# INFORMATION SHOWN:
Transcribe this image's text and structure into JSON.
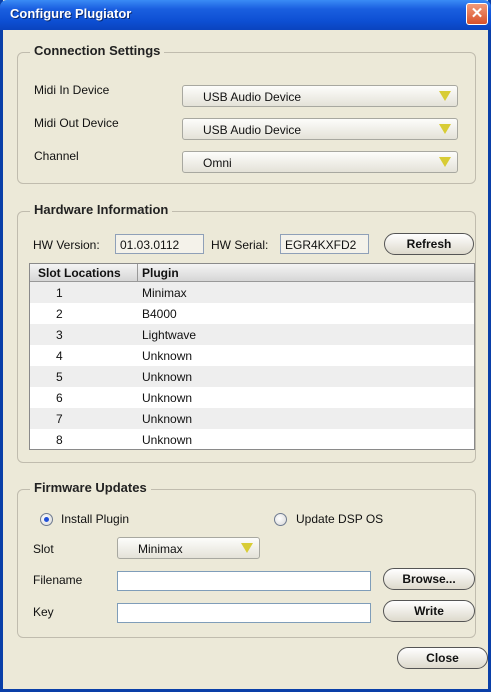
{
  "window": {
    "title": "Configure Plugiator",
    "close_glyph": "✕"
  },
  "connection": {
    "title": "Connection Settings",
    "midi_in_label": "Midi In Device",
    "midi_in_value": "USB Audio Device",
    "midi_out_label": "Midi Out Device",
    "midi_out_value": "USB Audio Device",
    "channel_label": "Channel",
    "channel_value": "Omni"
  },
  "hardware": {
    "title": "Hardware Information",
    "hw_version_label": "HW Version:",
    "hw_version_value": "01.03.0112",
    "hw_serial_label": "HW Serial:",
    "hw_serial_value": "EGR4KXFD2",
    "refresh_label": "Refresh",
    "columns": [
      "Slot Locations",
      "Plugin"
    ],
    "rows": [
      {
        "slot": "1",
        "plugin": "Minimax"
      },
      {
        "slot": "2",
        "plugin": "B4000"
      },
      {
        "slot": "3",
        "plugin": "Lightwave"
      },
      {
        "slot": "4",
        "plugin": "Unknown"
      },
      {
        "slot": "5",
        "plugin": "Unknown"
      },
      {
        "slot": "6",
        "plugin": "Unknown"
      },
      {
        "slot": "7",
        "plugin": "Unknown"
      },
      {
        "slot": "8",
        "plugin": "Unknown"
      }
    ]
  },
  "firmware": {
    "title": "Firmware Updates",
    "install_label": "Install Plugin",
    "update_label": "Update DSP OS",
    "install_selected": true,
    "slot_label": "Slot",
    "slot_value": "Minimax",
    "filename_label": "Filename",
    "filename_value": "",
    "browse_label": "Browse...",
    "key_label": "Key",
    "key_value": "",
    "write_label": "Write"
  },
  "footer": {
    "close_label": "Close"
  },
  "colors": {
    "title_bar": "#0d4fd3",
    "dialog_bg": "#ece9d8",
    "close_red": "#d8512a",
    "combo_arrow": "#d8cc35"
  }
}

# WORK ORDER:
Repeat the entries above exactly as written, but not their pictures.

# ANSWER TO THIS TASK:
Transcribe this image's text and structure into JSON.
{
  "window": {
    "title": "Configure Plugiator",
    "close_glyph": "✕"
  },
  "connection": {
    "title": "Connection Settings",
    "midi_in_label": "Midi In Device",
    "midi_in_value": "USB Audio Device",
    "midi_out_label": "Midi Out Device",
    "midi_out_value": "USB Audio Device",
    "channel_label": "Channel",
    "channel_value": "Omni"
  },
  "hardware": {
    "title": "Hardware Information",
    "hw_version_label": "HW Version:",
    "hw_version_value": "01.03.0112",
    "hw_serial_label": "HW Serial:",
    "hw_serial_value": "EGR4KXFD2",
    "refresh_label": "Refresh",
    "columns": [
      "Slot Locations",
      "Plugin"
    ],
    "rows": [
      {
        "slot": "1",
        "plugin": "Minimax"
      },
      {
        "slot": "2",
        "plugin": "B4000"
      },
      {
        "slot": "3",
        "plugin": "Lightwave"
      },
      {
        "slot": "4",
        "plugin": "Unknown"
      },
      {
        "slot": "5",
        "plugin": "Unknown"
      },
      {
        "slot": "6",
        "plugin": "Unknown"
      },
      {
        "slot": "7",
        "plugin": "Unknown"
      },
      {
        "slot": "8",
        "plugin": "Unknown"
      }
    ]
  },
  "firmware": {
    "title": "Firmware Updates",
    "install_label": "Install Plugin",
    "update_label": "Update DSP OS",
    "install_selected": true,
    "slot_label": "Slot",
    "slot_value": "Minimax",
    "filename_label": "Filename",
    "filename_value": "",
    "browse_label": "Browse...",
    "key_label": "Key",
    "key_value": "",
    "write_label": "Write"
  },
  "footer": {
    "close_label": "Close"
  },
  "colors": {
    "title_bar": "#0d4fd3",
    "dialog_bg": "#ece9d8",
    "close_red": "#d8512a",
    "combo_arrow": "#d8cc35"
  }
}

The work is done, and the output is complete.